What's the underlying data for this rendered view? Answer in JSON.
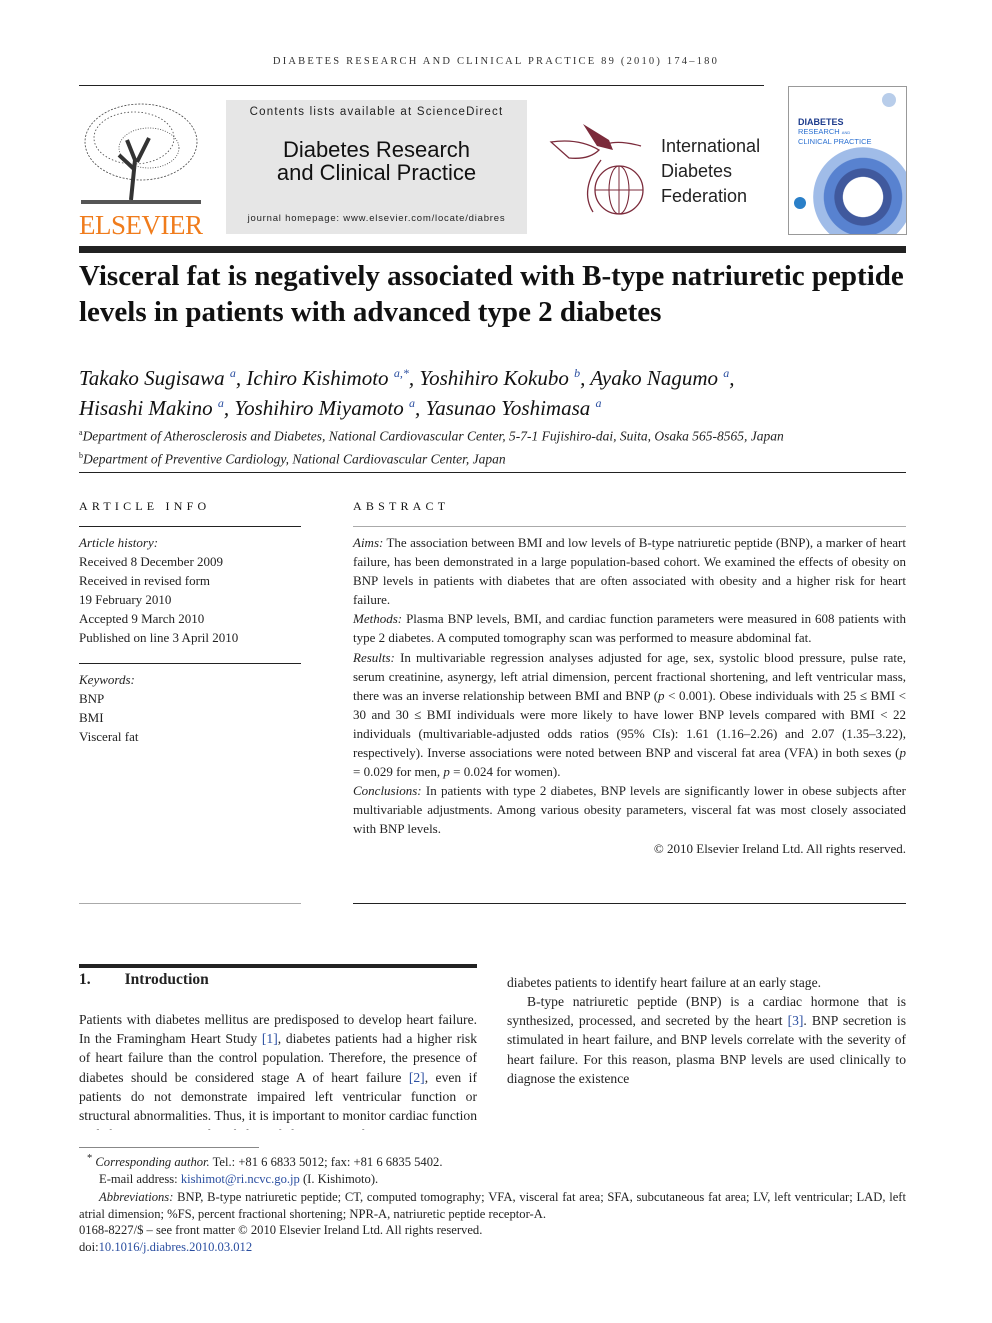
{
  "running_header": "DIABETES RESEARCH AND CLINICAL PRACTICE 89 (2010) 174–180",
  "masthead": {
    "publisher_logo": "ELSEVIER",
    "contents_line": "Contents lists available at ScienceDirect",
    "journal_name_line1": "Diabetes Research",
    "journal_name_line2": "and Clinical Practice",
    "homepage": "journal homepage: www.elsevier.com/locate/diabres",
    "partner_logo": [
      "International",
      "Diabetes",
      "Federation"
    ],
    "cover": {
      "title1": "DIABETES",
      "title2": "RESEARCH",
      "title2b": "AND",
      "title3": "CLINICAL PRACTICE"
    },
    "colors": {
      "elsevier_orange": "#f07c1c",
      "idf_maroon": "#7b2b3b",
      "cover_blue": "#1e3c8c"
    }
  },
  "article": {
    "title": "Visceral fat is negatively associated with B-type natriuretic peptide levels in patients with advanced type 2 diabetes",
    "authors": [
      {
        "name": "Takako Sugisawa",
        "aff": "a"
      },
      {
        "name": "Ichiro Kishimoto",
        "aff": "a,*"
      },
      {
        "name": "Yoshihiro Kokubo",
        "aff": "b"
      },
      {
        "name": "Ayako Nagumo",
        "aff": "a"
      },
      {
        "name": "Hisashi Makino",
        "aff": "a"
      },
      {
        "name": "Yoshihiro Miyamoto",
        "aff": "a"
      },
      {
        "name": "Yasunao Yoshimasa",
        "aff": "a"
      }
    ],
    "affiliations": [
      {
        "mark": "a",
        "text": "Department of Atherosclerosis and Diabetes, National Cardiovascular Center, 5-7-1 Fujishiro-dai, Suita, Osaka 565-8565, Japan"
      },
      {
        "mark": "b",
        "text": "Department of Preventive Cardiology, National Cardiovascular Center, Japan"
      }
    ]
  },
  "article_info": {
    "heading": "ARTICLE INFO",
    "history_label": "Article history:",
    "history": [
      "Received 8 December 2009",
      "Received in revised form",
      "19 February 2010",
      "Accepted 9 March 2010",
      "Published on line 3 April 2010"
    ],
    "keywords_label": "Keywords:",
    "keywords": [
      "BNP",
      "BMI",
      "Visceral fat"
    ]
  },
  "abstract": {
    "heading": "ABSTRACT",
    "aims_label": "Aims:",
    "aims": "The association between BMI and low levels of B-type natriuretic peptide (BNP), a marker of heart failure, has been demonstrated in a large population-based cohort. We examined the effects of obesity on BNP levels in patients with diabetes that are often associated with obesity and a higher risk for heart failure.",
    "methods_label": "Methods:",
    "methods": "Plasma BNP levels, BMI, and cardiac function parameters were measured in 608 patients with type 2 diabetes. A computed tomography scan was performed to measure abdominal fat.",
    "results_label": "Results:",
    "results_1": "In multivariable regression analyses adjusted for age, sex, systolic blood pressure, pulse rate, serum creatinine, asynergy, left atrial dimension, percent fractional shortening, and left ventricular mass, there was an inverse relationship between BMI and BNP (",
    "p": "p",
    "results_2": " < 0.001). Obese individuals with 25 ≤ BMI < 30 and 30 ≤ BMI individuals were more likely to have lower BNP levels compared with BMI < 22 individuals (multivariable-adjusted odds ratios (95% CIs): 1.61 (1.16–2.26) and 2.07 (1.35–3.22), respectively). Inverse associations were noted between BNP and visceral fat area (VFA) in both sexes (",
    "results_3": " = 0.029 for men, ",
    "results_4": " = 0.024 for women).",
    "conclusions_label": "Conclusions:",
    "conclusions": "In patients with type 2 diabetes, BNP levels are significantly lower in obese subjects after multivariable adjustments. Among various obesity parameters, visceral fat was most closely associated with BNP levels.",
    "copyright": "© 2010 Elsevier Ireland Ltd. All rights reserved."
  },
  "introduction": {
    "number": "1.",
    "heading": "Introduction",
    "p1_a": "Patients with diabetes mellitus are predisposed to develop heart failure. In the Framingham Heart Study ",
    "ref1": "[1]",
    "p1_b": ", diabetes patients had a higher risk of heart failure than the control population. Therefore, the presence of diabetes should be considered stage A of heart failure ",
    "ref2": "[2]",
    "p1_c": ", even if patients do not demonstrate impaired left ventricular function or structural abnormalities. Thus, it is important to monitor cardiac function in diabetes patients to identify heart failure at an early stage.",
    "p2_a": "B-type natriuretic peptide (BNP) is a cardiac hormone that is synthesized, processed, and secreted by the heart ",
    "ref3": "[3]",
    "p2_b": ". BNP secretion is stimulated in heart failure, and BNP levels correlate with the severity of heart failure. For this reason, plasma BNP levels are used clinically to diagnose the existence"
  },
  "footnotes": {
    "star": "*",
    "corr_label": "Corresponding author.",
    "corr_text": " Tel.: +81 6 6833 5012; fax: +81 6 6835 5402.",
    "email_label": "E-mail address: ",
    "email": "kishimot@ri.ncvc.go.jp",
    "email_after": " (I. Kishimoto).",
    "abbr_label": "Abbreviations:",
    "abbr_text": " BNP, B-type natriuretic peptide; CT, computed tomography; VFA, visceral fat area; SFA, subcutaneous fat area; LV, left ventricular; LAD, left atrial dimension; %FS, percent fractional shortening; NPR-A, natriuretic peptide receptor-A.",
    "issn": "0168-8227/$ – see front matter © 2010 Elsevier Ireland Ltd. All rights reserved.",
    "doi_label": "doi:",
    "doi": "10.1016/j.diabres.2010.03.012"
  }
}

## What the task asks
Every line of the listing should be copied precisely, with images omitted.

## Answer
What's the underlying data for this rendered view? Answer in JSON.
{
  "running_header": "DIABETES RESEARCH AND CLINICAL PRACTICE 89 (2010) 174–180",
  "masthead": {
    "publisher_logo": "ELSEVIER",
    "contents_line": "Contents lists available at ScienceDirect",
    "journal_name_line1": "Diabetes Research",
    "journal_name_line2": "and Clinical Practice",
    "homepage": "journal homepage: www.elsevier.com/locate/diabres",
    "partner_logo": [
      "International",
      "Diabetes",
      "Federation"
    ],
    "cover": {
      "title1": "DIABETES",
      "title2": "RESEARCH",
      "title2b": "AND",
      "title3": "CLINICAL PRACTICE"
    },
    "colors": {
      "elsevier_orange": "#f07c1c",
      "idf_maroon": "#7b2b3b",
      "cover_blue": "#1e3c8c"
    }
  },
  "article": {
    "title": "Visceral fat is negatively associated with B-type natriuretic peptide levels in patients with advanced type 2 diabetes",
    "authors": [
      {
        "name": "Takako Sugisawa",
        "aff": "a"
      },
      {
        "name": "Ichiro Kishimoto",
        "aff": "a,*"
      },
      {
        "name": "Yoshihiro Kokubo",
        "aff": "b"
      },
      {
        "name": "Ayako Nagumo",
        "aff": "a"
      },
      {
        "name": "Hisashi Makino",
        "aff": "a"
      },
      {
        "name": "Yoshihiro Miyamoto",
        "aff": "a"
      },
      {
        "name": "Yasunao Yoshimasa",
        "aff": "a"
      }
    ],
    "affiliations": [
      {
        "mark": "a",
        "text": "Department of Atherosclerosis and Diabetes, National Cardiovascular Center, 5-7-1 Fujishiro-dai, Suita, Osaka 565-8565, Japan"
      },
      {
        "mark": "b",
        "text": "Department of Preventive Cardiology, National Cardiovascular Center, Japan"
      }
    ]
  },
  "article_info": {
    "heading": "ARTICLE INFO",
    "history_label": "Article history:",
    "history": [
      "Received 8 December 2009",
      "Received in revised form",
      "19 February 2010",
      "Accepted 9 March 2010",
      "Published on line 3 April 2010"
    ],
    "keywords_label": "Keywords:",
    "keywords": [
      "BNP",
      "BMI",
      "Visceral fat"
    ]
  },
  "abstract": {
    "heading": "ABSTRACT",
    "aims_label": "Aims:",
    "aims": "The association between BMI and low levels of B-type natriuretic peptide (BNP), a marker of heart failure, has been demonstrated in a large population-based cohort. We examined the effects of obesity on BNP levels in patients with diabetes that are often associated with obesity and a higher risk for heart failure.",
    "methods_label": "Methods:",
    "methods": "Plasma BNP levels, BMI, and cardiac function parameters were measured in 608 patients with type 2 diabetes. A computed tomography scan was performed to measure abdominal fat.",
    "results_label": "Results:",
    "results_1": "In multivariable regression analyses adjusted for age, sex, systolic blood pressure, pulse rate, serum creatinine, asynergy, left atrial dimension, percent fractional shortening, and left ventricular mass, there was an inverse relationship between BMI and BNP (",
    "p": "p",
    "results_2": " < 0.001). Obese individuals with 25 ≤ BMI < 30 and 30 ≤ BMI individuals were more likely to have lower BNP levels compared with BMI < 22 individuals (multivariable-adjusted odds ratios (95% CIs): 1.61 (1.16–2.26) and 2.07 (1.35–3.22), respectively). Inverse associations were noted between BNP and visceral fat area (VFA) in both sexes (",
    "results_3": " = 0.029 for men, ",
    "results_4": " = 0.024 for women).",
    "conclusions_label": "Conclusions:",
    "conclusions": "In patients with type 2 diabetes, BNP levels are significantly lower in obese subjects after multivariable adjustments. Among various obesity parameters, visceral fat was most closely associated with BNP levels.",
    "copyright": "© 2010 Elsevier Ireland Ltd. All rights reserved."
  },
  "introduction": {
    "number": "1.",
    "heading": "Introduction",
    "p1_a": "Patients with diabetes mellitus are predisposed to develop heart failure. In the Framingham Heart Study ",
    "ref1": "[1]",
    "p1_b": ", diabetes patients had a higher risk of heart failure than the control population. Therefore, the presence of diabetes should be considered stage A of heart failure ",
    "ref2": "[2]",
    "p1_c": ", even if patients do not demonstrate impaired left ventricular function or structural abnormalities. Thus, it is important to monitor cardiac function in diabetes patients to identify heart failure at an early stage.",
    "p2_a": "B-type natriuretic peptide (BNP) is a cardiac hormone that is synthesized, processed, and secreted by the heart ",
    "ref3": "[3]",
    "p2_b": ". BNP secretion is stimulated in heart failure, and BNP levels correlate with the severity of heart failure. For this reason, plasma BNP levels are used clinically to diagnose the existence"
  },
  "footnotes": {
    "star": "*",
    "corr_label": "Corresponding author.",
    "corr_text": " Tel.: +81 6 6833 5012; fax: +81 6 6835 5402.",
    "email_label": "E-mail address: ",
    "email": "kishimot@ri.ncvc.go.jp",
    "email_after": " (I. Kishimoto).",
    "abbr_label": "Abbreviations:",
    "abbr_text": " BNP, B-type natriuretic peptide; CT, computed tomography; VFA, visceral fat area; SFA, subcutaneous fat area; LV, left ventricular; LAD, left atrial dimension; %FS, percent fractional shortening; NPR-A, natriuretic peptide receptor-A.",
    "issn": "0168-8227/$ – see front matter © 2010 Elsevier Ireland Ltd. All rights reserved.",
    "doi_label": "doi:",
    "doi": "10.1016/j.diabres.2010.03.012"
  }
}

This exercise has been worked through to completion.